Entries supplied:
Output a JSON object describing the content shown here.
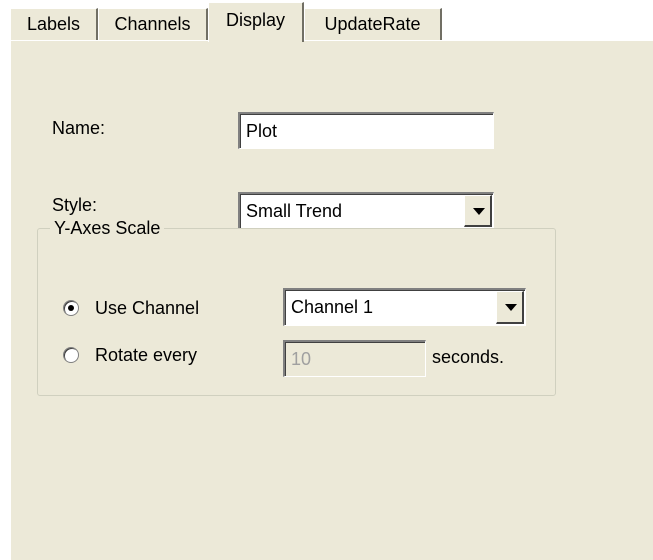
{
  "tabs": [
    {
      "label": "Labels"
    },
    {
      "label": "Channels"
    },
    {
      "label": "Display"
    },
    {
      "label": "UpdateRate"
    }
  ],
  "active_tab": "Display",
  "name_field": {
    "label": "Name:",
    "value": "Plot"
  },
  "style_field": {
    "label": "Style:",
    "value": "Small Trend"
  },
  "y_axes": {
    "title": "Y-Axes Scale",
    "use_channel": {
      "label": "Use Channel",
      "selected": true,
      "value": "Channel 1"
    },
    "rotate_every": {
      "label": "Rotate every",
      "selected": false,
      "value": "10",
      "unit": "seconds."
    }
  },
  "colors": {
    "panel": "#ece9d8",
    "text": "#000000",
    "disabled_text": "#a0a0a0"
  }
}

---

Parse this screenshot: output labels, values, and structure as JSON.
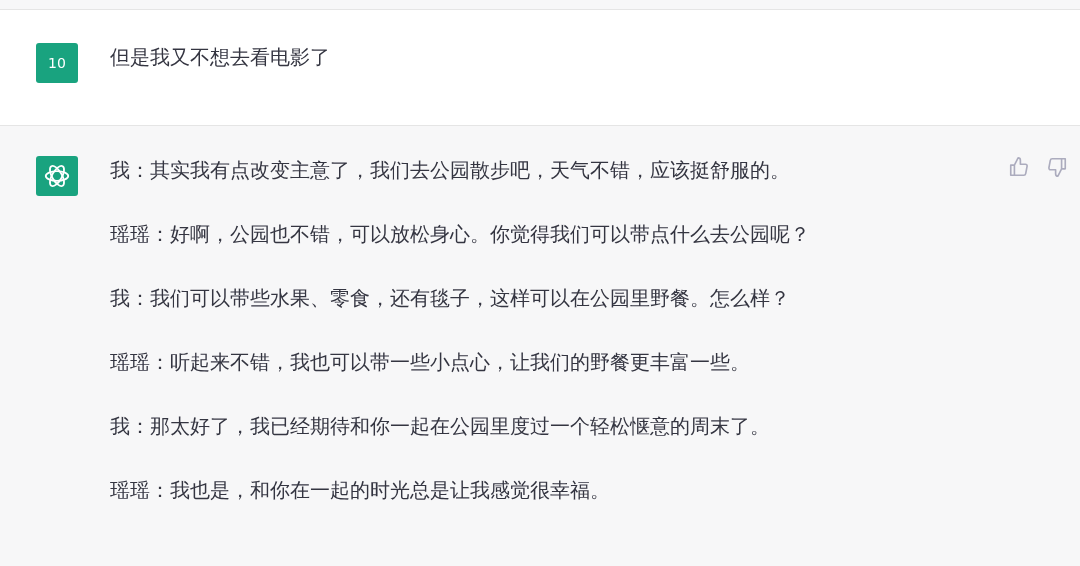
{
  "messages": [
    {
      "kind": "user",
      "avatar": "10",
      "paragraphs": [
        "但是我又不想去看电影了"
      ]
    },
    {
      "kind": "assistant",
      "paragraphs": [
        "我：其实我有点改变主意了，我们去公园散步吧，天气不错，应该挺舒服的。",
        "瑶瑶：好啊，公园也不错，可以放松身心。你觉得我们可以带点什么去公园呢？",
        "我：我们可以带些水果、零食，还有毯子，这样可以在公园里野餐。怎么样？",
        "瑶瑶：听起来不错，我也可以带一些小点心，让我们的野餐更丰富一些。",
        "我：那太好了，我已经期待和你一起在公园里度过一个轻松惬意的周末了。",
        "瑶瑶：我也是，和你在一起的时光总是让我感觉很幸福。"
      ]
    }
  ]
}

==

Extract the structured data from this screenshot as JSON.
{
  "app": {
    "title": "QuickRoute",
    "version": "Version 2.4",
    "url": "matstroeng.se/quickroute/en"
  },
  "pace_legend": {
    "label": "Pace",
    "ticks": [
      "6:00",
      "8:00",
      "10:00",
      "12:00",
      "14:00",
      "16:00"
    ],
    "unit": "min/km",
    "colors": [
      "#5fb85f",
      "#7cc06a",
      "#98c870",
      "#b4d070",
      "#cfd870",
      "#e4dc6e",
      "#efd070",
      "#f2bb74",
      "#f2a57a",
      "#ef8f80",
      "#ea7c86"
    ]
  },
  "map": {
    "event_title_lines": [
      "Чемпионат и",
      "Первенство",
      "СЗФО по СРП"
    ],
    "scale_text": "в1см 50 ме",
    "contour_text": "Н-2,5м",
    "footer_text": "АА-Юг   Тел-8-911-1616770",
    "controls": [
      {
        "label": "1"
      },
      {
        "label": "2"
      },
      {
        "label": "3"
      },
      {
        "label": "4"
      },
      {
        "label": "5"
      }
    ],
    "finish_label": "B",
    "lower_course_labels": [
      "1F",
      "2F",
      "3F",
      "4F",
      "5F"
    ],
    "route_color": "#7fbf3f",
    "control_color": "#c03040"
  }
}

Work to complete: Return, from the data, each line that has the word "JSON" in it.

Exercise response:
Output a JSON object describing the content shown here.
Parse this screenshot: output labels, values, and structure as JSON.
Extract the structured data from this screenshot as JSON.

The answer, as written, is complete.